§ Aim of the task:
All of the data below is to be output exactly as written.
──────── Study material ────────
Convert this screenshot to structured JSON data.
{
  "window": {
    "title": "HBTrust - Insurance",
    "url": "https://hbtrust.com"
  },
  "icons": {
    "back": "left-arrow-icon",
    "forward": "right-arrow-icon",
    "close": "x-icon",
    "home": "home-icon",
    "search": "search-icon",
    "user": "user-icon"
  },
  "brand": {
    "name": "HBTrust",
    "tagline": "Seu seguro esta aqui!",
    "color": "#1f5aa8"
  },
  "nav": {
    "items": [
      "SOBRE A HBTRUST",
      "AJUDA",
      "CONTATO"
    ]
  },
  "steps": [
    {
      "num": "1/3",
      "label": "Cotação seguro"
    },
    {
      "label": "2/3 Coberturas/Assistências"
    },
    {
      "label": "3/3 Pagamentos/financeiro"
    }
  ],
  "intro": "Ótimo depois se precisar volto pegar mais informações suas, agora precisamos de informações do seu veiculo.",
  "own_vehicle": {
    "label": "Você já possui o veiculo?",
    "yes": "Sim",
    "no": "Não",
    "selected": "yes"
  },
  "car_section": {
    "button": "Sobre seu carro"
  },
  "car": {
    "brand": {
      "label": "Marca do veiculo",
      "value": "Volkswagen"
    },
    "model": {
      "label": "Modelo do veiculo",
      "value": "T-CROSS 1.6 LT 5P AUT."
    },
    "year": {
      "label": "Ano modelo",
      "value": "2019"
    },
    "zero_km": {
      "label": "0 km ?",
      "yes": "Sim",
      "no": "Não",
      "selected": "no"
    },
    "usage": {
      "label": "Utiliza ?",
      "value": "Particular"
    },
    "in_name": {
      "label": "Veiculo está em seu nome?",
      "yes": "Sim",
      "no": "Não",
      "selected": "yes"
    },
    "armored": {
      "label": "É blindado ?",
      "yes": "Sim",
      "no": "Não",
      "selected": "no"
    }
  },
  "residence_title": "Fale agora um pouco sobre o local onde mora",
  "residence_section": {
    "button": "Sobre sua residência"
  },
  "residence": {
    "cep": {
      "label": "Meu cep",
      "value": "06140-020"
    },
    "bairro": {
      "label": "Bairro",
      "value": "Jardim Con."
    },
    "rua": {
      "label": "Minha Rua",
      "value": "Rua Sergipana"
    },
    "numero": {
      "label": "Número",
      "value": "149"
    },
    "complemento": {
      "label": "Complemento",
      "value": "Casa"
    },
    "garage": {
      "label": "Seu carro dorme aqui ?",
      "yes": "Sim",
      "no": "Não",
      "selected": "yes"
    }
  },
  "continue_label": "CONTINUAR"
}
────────
§ The answer:
Convert this screenshot to structured JSON data.
{
  "window": {
    "title": "HBTrust - Insurance",
    "url": "https://hbtrust.com"
  },
  "icons": {
    "back": "left-arrow-icon",
    "forward": "right-arrow-icon",
    "close": "x-icon",
    "home": "home-icon",
    "search": "search-icon",
    "user": "user-icon"
  },
  "brand": {
    "name": "HBTrust",
    "tagline": "Seu seguro esta aqui!",
    "color": "#1f5aa8"
  },
  "nav": {
    "items": [
      "SOBRE A HBTRUST",
      "AJUDA",
      "CONTATO"
    ]
  },
  "steps": [
    {
      "num": "1/3",
      "label": "Cotação seguro"
    },
    {
      "label": "2/3 Coberturas/Assistências"
    },
    {
      "label": "3/3 Pagamentos/financeiro"
    }
  ],
  "intro": "Ótimo depois se precisar volto pegar mais informações suas, agora precisamos de informações do seu veiculo.",
  "own_vehicle": {
    "label": "Você já possui o veiculo?",
    "yes": "Sim",
    "no": "Não",
    "selected": "yes"
  },
  "car_section": {
    "button": "Sobre seu carro"
  },
  "car": {
    "brand": {
      "label": "Marca do veiculo",
      "value": "Volkswagen"
    },
    "model": {
      "label": "Modelo do veiculo",
      "value": "T-CROSS 1.6 LT 5P AUT."
    },
    "year": {
      "label": "Ano modelo",
      "value": "2019"
    },
    "zero_km": {
      "label": "0 km ?",
      "yes": "Sim",
      "no": "Não",
      "selected": "no"
    },
    "usage": {
      "label": "Utiliza ?",
      "value": "Particular"
    },
    "in_name": {
      "label": "Veiculo está em seu nome?",
      "yes": "Sim",
      "no": "Não",
      "selected": "yes"
    },
    "armored": {
      "label": "É blindado ?",
      "yes": "Sim",
      "no": "Não",
      "selected": "no"
    }
  },
  "residence_title": "Fale agora um pouco sobre o local onde mora",
  "residence_section": {
    "button": "Sobre sua residência"
  },
  "residence": {
    "cep": {
      "label": "Meu cep",
      "value": "06140-020"
    },
    "bairro": {
      "label": "Bairro",
      "value": "Jardim Con."
    },
    "rua": {
      "label": "Minha Rua",
      "value": "Rua Sergipana"
    },
    "numero": {
      "label": "Número",
      "value": "149"
    },
    "complemento": {
      "label": "Complemento",
      "value": "Casa"
    },
    "garage": {
      "label": "Seu carro dorme aqui ?",
      "yes": "Sim",
      "no": "Não",
      "selected": "yes"
    }
  },
  "continue_label": "CONTINUAR"
}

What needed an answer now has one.